- Pfizer and Eli Lilly's case for their experimental non-opioid pain drug tanezumab looks to be on more solid ground, supported by results from a late-stage study which gave a fuller picture of the drug's safety profile.
- Phase 3 data presented Wednesday showed tanezumab improved pain and physical function compared to placebo in patients with osteoarthritis pain of the knee or hip. Importantly, no cases of osteonecrosis — a key concern with drugs like tanezumab — were observed.
- The drugmakers aren't at the finish line yet, though. A key test for tanezumab will be results from a 3,000-patient long-term safety study, results from which are expected in early 2019.
Tanezumab is part of a class of drugs known as nerve growth factor (NGF) inhibitors that had initially showed promise before safety concerns halted clinical development in 2010 and 2011.
Unusual joint damage in osteoarthritis patients, in particular, spurred the Food and Drug Administration to place study holds on three NGF inhibitors, before later clearing studies to proceed. Pfizer and Lilly subsequently partnered and restarted trials of the drug in 2015.
Questions around safety have persisted and remain an overhang to the companies' development program. Since 2015, though, tanezumab has avoided any major red flags.
Pfizer and Lilly reported in July their Phase 3 study of tanezumab met all three of its co-primary endpoints, disclosing at the time a brief summary of the drug's safety profile.
On Wednesday, investors got a more detailed look at both safety and efficacy results from the trial. Rapidly progressive osteoarthritis (RPOA) was observed in 1.3% of tanezumab-treated patients, compared to no cases reported among the placebo group.
Less severe RPOA, characterized by joint space narrowing, was more frequent than joint damage or deterioration.
"Investors were particularly worried that the RPOA events would consist largely of Type 2, the more rapid and worrisome form of bone loss/destruction, than Type 1," wrote Credit Suisse analyst Vamil Divan in an Oct. 24 note to clients.
However, the companies reported an imbalance in total joint replacement surgery between the treatment and control arms. Three and a half percent of patients given 2.5 mg tanezumab received the surgery, while 6.9% on 2.5/5 mg tanezumab did. Only 1.7% of those treated with placebo went on to have the surgery.
Divan noted nearly all the surgeries were considered normal osteoarthritic progression, and took place after the treatment period.

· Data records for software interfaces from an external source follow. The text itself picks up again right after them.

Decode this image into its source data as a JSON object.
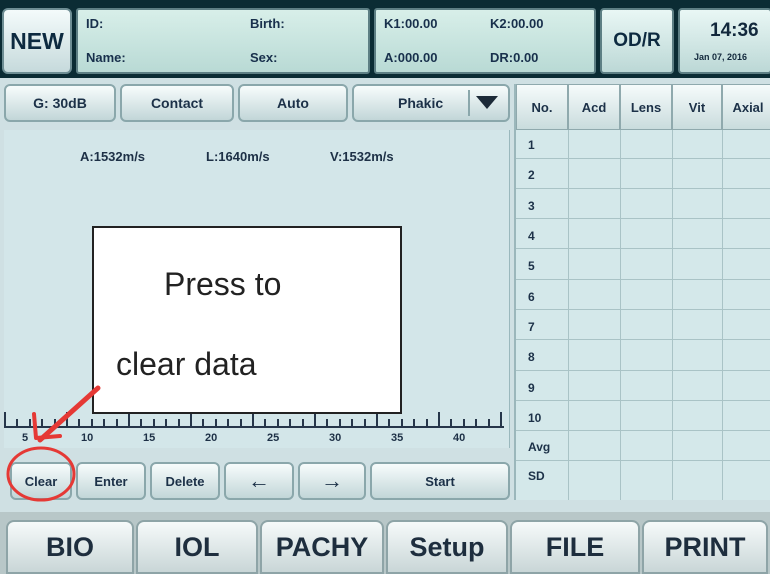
{
  "header": {
    "new_label": "NEW",
    "id_label": "ID:",
    "name_label": "Name:",
    "birth_label": "Birth:",
    "sex_label": "Sex:",
    "k1": "K1:00.00",
    "k2": "K2:00.00",
    "a": "A:000.00",
    "dr": "DR:0.00",
    "odr_label": "OD/R",
    "time": "14:36",
    "date": "Jan 07, 2016"
  },
  "toolbar": {
    "gain": "G: 30dB",
    "contact": "Contact",
    "auto": "Auto",
    "phakic": "Phakic"
  },
  "velocities": {
    "a": "A:1532m/s",
    "l": "L:1640m/s",
    "v": "V:1532m/s"
  },
  "ruler": {
    "labels": [
      "5",
      "10",
      "15",
      "20",
      "25",
      "30",
      "35",
      "40"
    ]
  },
  "table": {
    "headers": [
      "No.",
      "Acd",
      "Lens",
      "Vit",
      "Axial"
    ],
    "rows": [
      "1",
      "2",
      "3",
      "4",
      "5",
      "6",
      "7",
      "8",
      "9",
      "10",
      "Avg",
      "SD"
    ]
  },
  "actions": {
    "clear": "Clear",
    "enter": "Enter",
    "delete": "Delete",
    "left": "←",
    "right": "→",
    "start": "Start"
  },
  "nav": {
    "bio": "BIO",
    "iol": "IOL",
    "pachy": "PACHY",
    "setup": "Setup",
    "file": "FILE",
    "print": "PRINT"
  },
  "callout": {
    "line1": "Press to",
    "line2": "clear data"
  },
  "colors": {
    "annotation": "#e53935",
    "header_bg": "#0b2c34",
    "panel": "#cfe0e3"
  }
}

A final verdict of tanezumab's safety profile, though, won't come until next year.
"We need all the data and the caution on tanezumab remains the safety study," Lilly CEO Dave Ricks said on a second quarter earnings call in July. "There is a large safety study that will read out in 2019 and that's really the pivotal question to answer on this program."
On the efficacy side of the ledger, tanezumab improved pain and physical function as measured by an 11-point score and patient assessment of their osteoarthritis. Data on all three measures across both doses of tanezumab met statistical significance.
Adjusted for placebo responses, though, the score reductions look a touch less impressive than was previously expected — a potential lift to rival Regeneron Pharmaceuticals, which is also advancing an NGF inhibitor called fasinumab.
Recently reported Phase 3 data for fasinumab in patients with osteoarthritis pain showed reductions in pain and function scores for the highest dose that appear slightly greater than tanezumab's after adjusting for placebo.
Response rates from placebo-treated patients were higher in the tanezumab study, however — one example of the challenges of comparing study results across trials.
Pfizer and Lilly are also developing tanezumab for chronic lower back pain and cancer pain, part of a bet that non-opioid treatments for pain will be needed as the overdose epidemic remains a top public health concern.